Thursday, January 31, 2008

Homemade Bread

Baked Bread

In a fit of domesticity, I baked a loaf of white bread from scratch last night. I was inspired by Forrest, who made his own bread the night before. He kept interrupting himself on the phone to murmur about how tasty his bread was. I got jealous, so I baked up some of my own.

I followed S. John Ross's bread recipe, which is very simple but also explains some of the why of the ingredients and where you can modify the recipe for different results. That's the kind of recipe/instruction I like. :)

Basic Bread (small loaf)

  • 1 cup warm water
  • 1 tablespoon sugar
  • 2 teaspoons salt
  • 2 tablespoons butter
  • 3 rounded cups flour
  • 1 teaspoon active dry yeast

Dissolve sugar and salt in water in a large bowl. Sprinkle in yeast and let sit for 10 minutes. Add butter.

Add flour, 1/2 cup at a time, until the dough pulls away from the sides of the bowl. Move to a floured bread board or countertop. By hand, continue adding flour until the dough is a smooth, homogeneous mass.

Set in a warm place (such as a warmed oven), covered, to rise for 45 minutes. Take out, punch down (using flour as necessary if it's become sticky), form into the desired loaf shape, then put back in the warm place, covered, to rise for another 45 minutes.

Bake in a non-preheated oven at 350 °ree;F for 30-45 minutes or until deep golden brown. Remove from oven, brush lightly with melted butter or olive oil, then let sit to cool for 1 hour.
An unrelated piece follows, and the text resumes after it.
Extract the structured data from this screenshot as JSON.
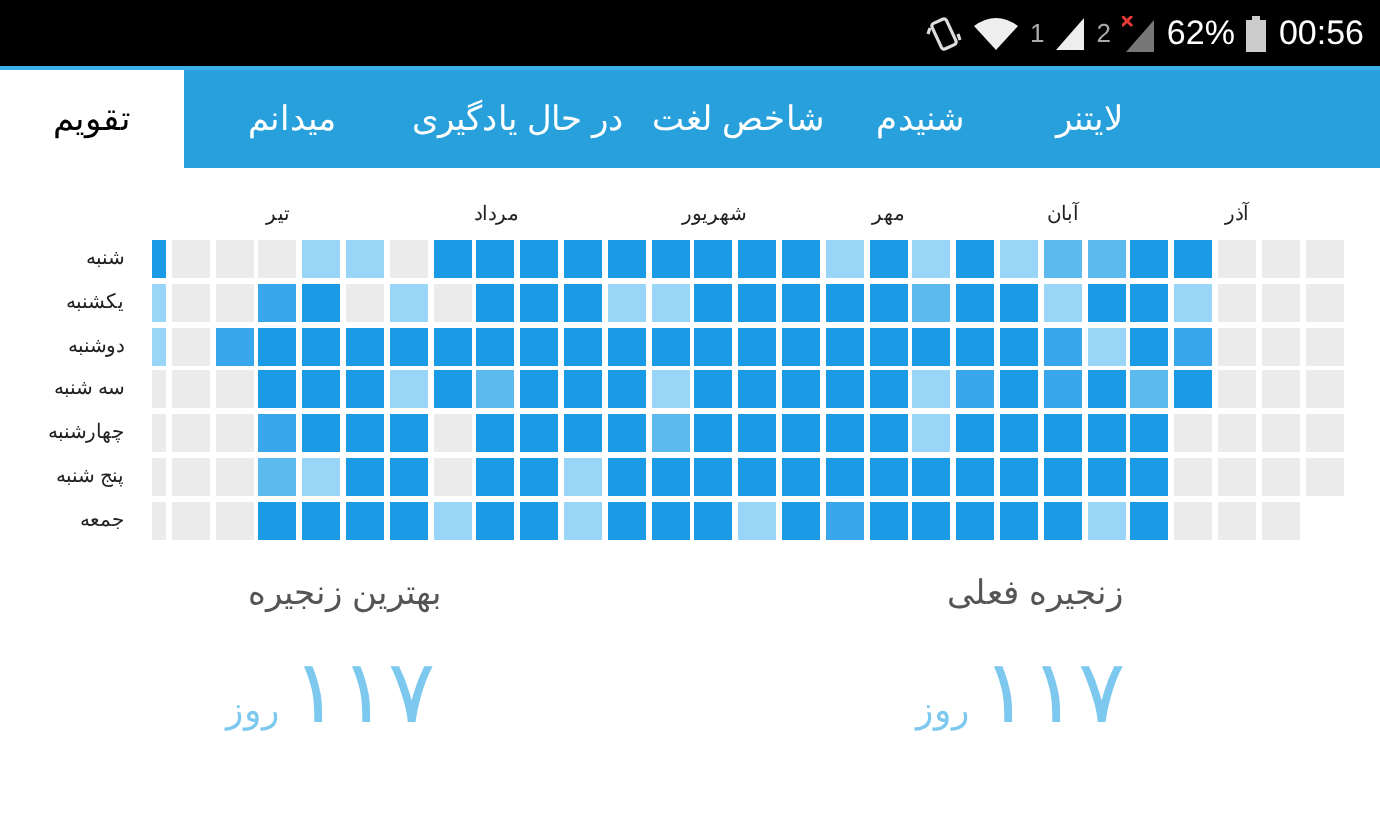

Enjoy!

Yield: 1 small loaf.

Source: S. John Ross.

I took photos as I went; you can check out each step on my Flickr page.

Midway through the first rising step, I called up Forrest and talked with him about what the consistency of the dough should be. He agreed that the bread was probably a little too dry. I took it out of the oven, added a tiny bit of water to it (maybe a tablespoon?), mixed it up until it was doughlike, then put it back to rise some more. This interruption of its rising step probably accounts for why it didn't double in size like it was supposed to the first time, but rose just fine when left alone for its second bout of 45 minutes.

Second Rise in the Oven, Minus an End

Okay... so I have a confession... As you can see evidenced in the photo here, I really like eating bread dough. Really like it. I'd been snacking on little bits of it as I kneaded it, but I wanted more after it was already nice and loaf-shaped. Well, this is my bread, so I can snatch off an end piece and make the loaf misshapen if I want to! :) This is why the finished bread isn't quite as symmetric at its two ends as you might expect.

Next, I'm thinking of making my own Auntie Anne's pretzels. Mmm...